What is your work schedule like when you’re writing? That depends on what else is going on in my life, but in general I put in a good morning and a good early afternoon. I usually peter out around three to four p.m.
What was the best money you ever spent as a writer? I’d say arranging for blog tours. This helps people who don’t know me, and most people don’t, learn who I am.
As a writer, what would you choose as your mascot/avatar/spirit animal? My children chose that for me – I am Mother Owl to them.
What does literary success look like to you? Writing what you want the way you want to and getting it published. It would be lovely if more money came with that, but I take what there is and am grateful.
What’s the most difficult thing about writing characters from the opposite sex? Reminding myself that men are complex, too, and have all the same problems women do. Only the world is geared much more in their favor.

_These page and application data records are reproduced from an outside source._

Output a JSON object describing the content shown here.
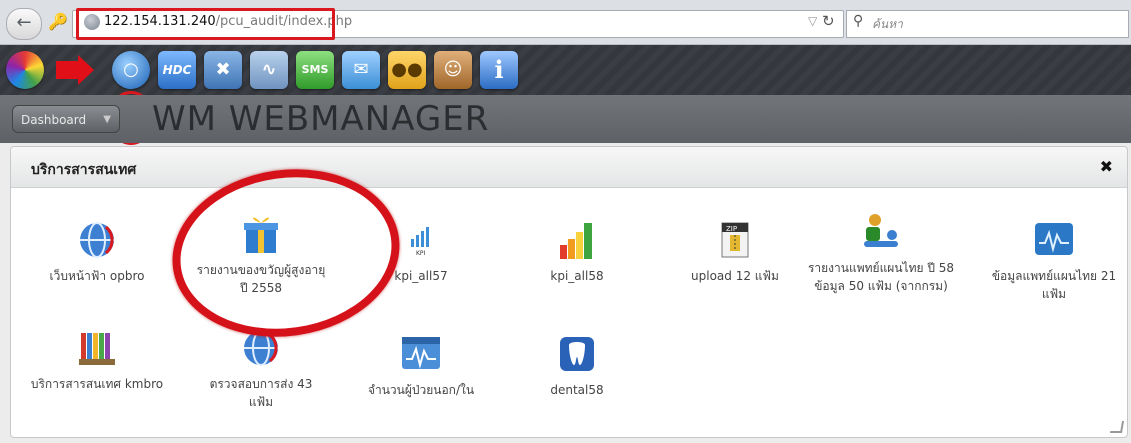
{
  "browser": {
    "url_host": "122.154.131.240",
    "url_path": "/pcu_audit/index.php",
    "search_placeholder": "ค้นหา"
  },
  "toolbar": {
    "icons": [
      "color-wheel-icon",
      "red-arrow-icon",
      "globe-app-icon",
      "hdc-icon",
      "tools-icon",
      "pulse-icon",
      "sms-icon",
      "mail-icon",
      "users-icon",
      "user-profile-icon",
      "info-icon"
    ]
  },
  "header": {
    "dashboard_label": "Dashboard",
    "app_title": "WM WEBMANAGER"
  },
  "panel": {
    "title": "บริการสารสนเทศ",
    "items": [
      {
        "label": "เว็บหน้าฟ้า opbro",
        "icon": "globe-icon"
      },
      {
        "label": "รายงานของขวัญผู้สูงอายุ ปี 2558",
        "icon": "gift-icon"
      },
      {
        "label": "kpi_all57",
        "icon": "kpi-chart-icon"
      },
      {
        "label": "kpi_all58",
        "icon": "bar-chart-icon"
      },
      {
        "label": "upload 12 แฟ้ม",
        "icon": "zip-icon"
      },
      {
        "label": "รายงานแพทย์แผนไทย ปี 58 ข้อมูล 50 แฟ้ม (จากกรม)",
        "icon": "massage-icon"
      },
      {
        "label": "ข้อมูลแพทย์แผนไทย 21 แฟ้ม",
        "icon": "monitor-wave-icon"
      },
      {
        "label": "บริการสารสนเทศ kmbro",
        "icon": "books-icon"
      },
      {
        "label": "ตรวจสอบการส่ง 43 แฟ้ม",
        "icon": "globe-icon"
      },
      {
        "label": "จำนวนผู้ป่วยนอก/ใน",
        "icon": "calendar-wave-icon"
      },
      {
        "label": "dental58",
        "icon": "tooth-icon"
      }
    ]
  },
  "colors": {
    "annotation_red": "#d9181f"
  }
}
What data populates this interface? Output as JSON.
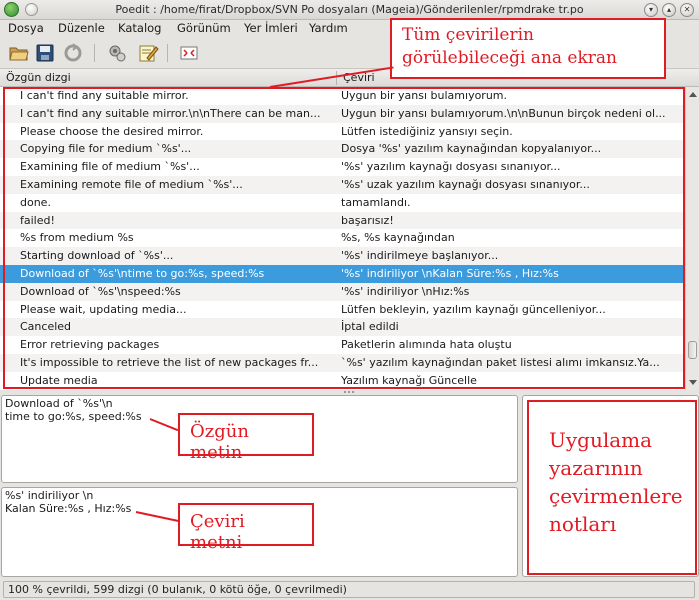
{
  "window": {
    "title": "Poedit : /home/firat/Dropbox/SVN Po dosyaları (Mageia)/Gönderilenler/rpmdrake tr.po",
    "icon": "poedit-app-icon",
    "controls": [
      "minimize-button",
      "maximize-button",
      "close-button"
    ]
  },
  "menu": [
    "Dosya",
    "Düzenle",
    "Katalog",
    "Görünüm",
    "Yer İmleri",
    "Yardım"
  ],
  "toolbar": {
    "buttons": [
      "open-icon",
      "save-icon",
      "validate-icon",
      "update-catalog-icon",
      "edit-comment-icon",
      "fullscreen-icon"
    ]
  },
  "columns": {
    "source": "Özgün dizgi",
    "translation": "Çeviri"
  },
  "rows": [
    {
      "source": "I can't find any suitable mirror.",
      "translation": "Uygun bir yansı bulamıyorum."
    },
    {
      "source": "I can't find any suitable mirror.\\n\\nThere can be man...",
      "translation": "Uygun bir yansı bulamıyorum.\\n\\nBunun birçok nedeni ol..."
    },
    {
      "source": "Please choose the desired mirror.",
      "translation": "Lütfen istediğiniz yansıyı seçin."
    },
    {
      "source": "Copying file for medium `%s'...",
      "translation": "Dosya '%s' yazılım kaynağından kopyalanıyor..."
    },
    {
      "source": "Examining file of medium `%s'...",
      "translation": "'%s' yazılım kaynağı dosyası sınanıyor..."
    },
    {
      "source": "Examining remote file of medium `%s'...",
      "translation": "'%s' uzak yazılım kaynağı dosyası sınanıyor..."
    },
    {
      "source": " done.",
      "translation": " tamamlandı."
    },
    {
      "source": " failed!",
      "translation": " başarısız!"
    },
    {
      "source": "%s from medium %s",
      "translation": "%s, %s kaynağından"
    },
    {
      "source": "Starting download of `%s'...",
      "translation": "'%s' indirilmeye başlanıyor..."
    },
    {
      "source": "Download of `%s'\\ntime to go:%s, speed:%s",
      "translation": "'%s' indiriliyor \\nKalan Süre:%s , Hız:%s",
      "selected": true
    },
    {
      "source": "Download of `%s'\\nspeed:%s",
      "translation": "'%s' indiriliyor \\nHız:%s"
    },
    {
      "source": "Please wait, updating media...",
      "translation": "Lütfen bekleyin, yazılım kaynağı güncelleniyor..."
    },
    {
      "source": "Canceled",
      "translation": "İptal edildi"
    },
    {
      "source": "Error retrieving packages",
      "translation": "Paketlerin alımında hata oluştu"
    },
    {
      "source": "It's impossible to retrieve the list of new packages fr...",
      "translation": "`%s' yazılım kaynağından paket listesi alımı imkansız.Ya..."
    },
    {
      "source": "Update media",
      "translation": "Yazılım kaynağı Güncelle"
    }
  ],
  "source_editor": {
    "text": "Download of `%s'\\n\ntime to go:%s, speed:%s"
  },
  "translation_editor": {
    "text": "%s' indiriliyor \\n\nKalan Süre:%s , Hız:%s"
  },
  "status": "100 % çevrildi, 599 dizgi (0 bulanık, 0 kötü öğe, 0 çevrilmedi)",
  "annotations": {
    "main_view": "Tüm çevirilerin görülebileceği ana ekran",
    "source_text": "Özgün metin",
    "translation_text": "Çeviri metni",
    "notes": "Uygulama yazarının çevirmenlere notları"
  },
  "colors": {
    "selection": "#3b9bdc",
    "annotation": "#e01b24"
  }
}
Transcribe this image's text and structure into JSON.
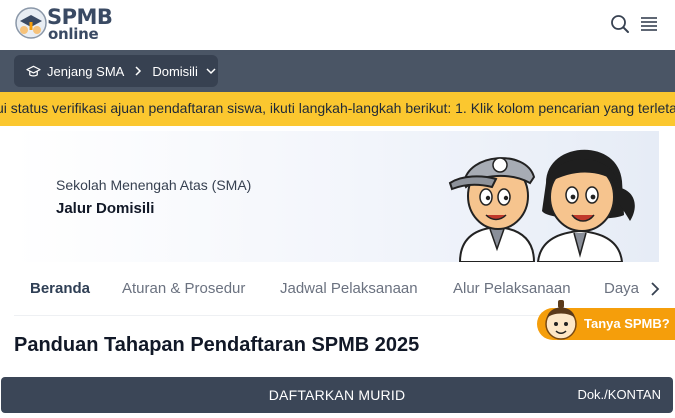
{
  "header": {
    "logo": {
      "text_main": "SPMB",
      "text_sub": "online"
    },
    "icons": [
      "search-icon",
      "menu-icon"
    ]
  },
  "breadcrumb": {
    "level": "Jenjang SMA",
    "route": "Domisili"
  },
  "ticker": {
    "text": "ui status verifikasi ajuan pendaftaran siswa, ikuti langkah-langkah berikut: 1. Klik kolom pencarian yang terletak"
  },
  "hero": {
    "subtitle": "Sekolah Menengah Atas (SMA)",
    "title": "Jalur Domisili"
  },
  "tabs": [
    {
      "label": "Beranda",
      "active": true
    },
    {
      "label": "Aturan & Prosedur",
      "active": false
    },
    {
      "label": "Jadwal Pelaksanaan",
      "active": false
    },
    {
      "label": "Alur Pelaksanaan",
      "active": false
    },
    {
      "label": "Daya",
      "active": false
    }
  ],
  "main": {
    "heading": "Panduan Tahapan Pendaftaran SPMB 2025"
  },
  "help": {
    "label": "Tanya SPMB?"
  },
  "cta": {
    "label": "DAFTARKAN MURID",
    "credit": "Dok./KONTAN"
  },
  "colors": {
    "accent_yellow": "#fbc72f",
    "nav_dark": "#4a5565",
    "cta_dark": "#3b4657",
    "help_orange": "#f59e0b"
  }
}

What was your hardest scene to write? Boy, that’s a tough one. To be honest, they’re all hard in their way. Probably a sex scene without being vulgar or explicit. That’s always a challenge.
Apart from Product, what are your favourite literary journals? I love The New Yorker Magazine (though this isn’t a journal, really, but a mainstream publication). I love New Pop Lit (and not just because they often publish me. S/Tick is great for its feminist emphasis, as is Julie Anderson’s Feminine Collective!
How do you feed and nurture your imagination? Nature does a good job. It’s really been a huge source of inspiration for my poetry.
What was the spark for “The One That Got Away”, your new short story published in Product today? This piece was inspired by how readers and critics react to our work. When we’re gone, what will be said of us? Who will be speaking? The piece was also inspired, as so much of my fiction is, by a long-standing relationship between a man and a woman. Connections remain strong, even if a relationship dissolves, and we carry an estranged person around with us forever, it seems.
How did you learn to nuance your characters so that they are not all good, or bad, but a credible, human mix of both? By observing how people really are – they’re complex, conflicted, and ambivalent. They’re pulled in multiple directions and face competing demands.
If you could get people to read one American novel, what would it be? The Sound and The Fury by William Faulkner. It’s a challenging book – hard to follow. You have to read it a couple of times to figure out what Faulkner is doing with the chronology. It’s an excellent exploration of Southern culture and Southern decay, by which I mean the determination to cling to old values and belief systems. In my country this is a huge problem even today. Vaccination rates in the South are lower than in the rest of the country; hence Covid’s Delta variant hit that area particularly hard.
Award-winning writer Anne Leigh Parrish has two new titles coming from Unsolicited Press: the moon won’t be dared, a poetry collection, October 2021; and an open door, a novel, October 2022. Her latest novel, a winter night, released in March 2021 from Unsolicited Press, is the most recent installment in her popular Dugan Family story. She is the author of nine other books and lives in the South Sound Region of Washington State. Find her online at her website anneleighparrish.com and Twitter, Facebook, Medium, Instagram, LinkedIn, and Goodreads.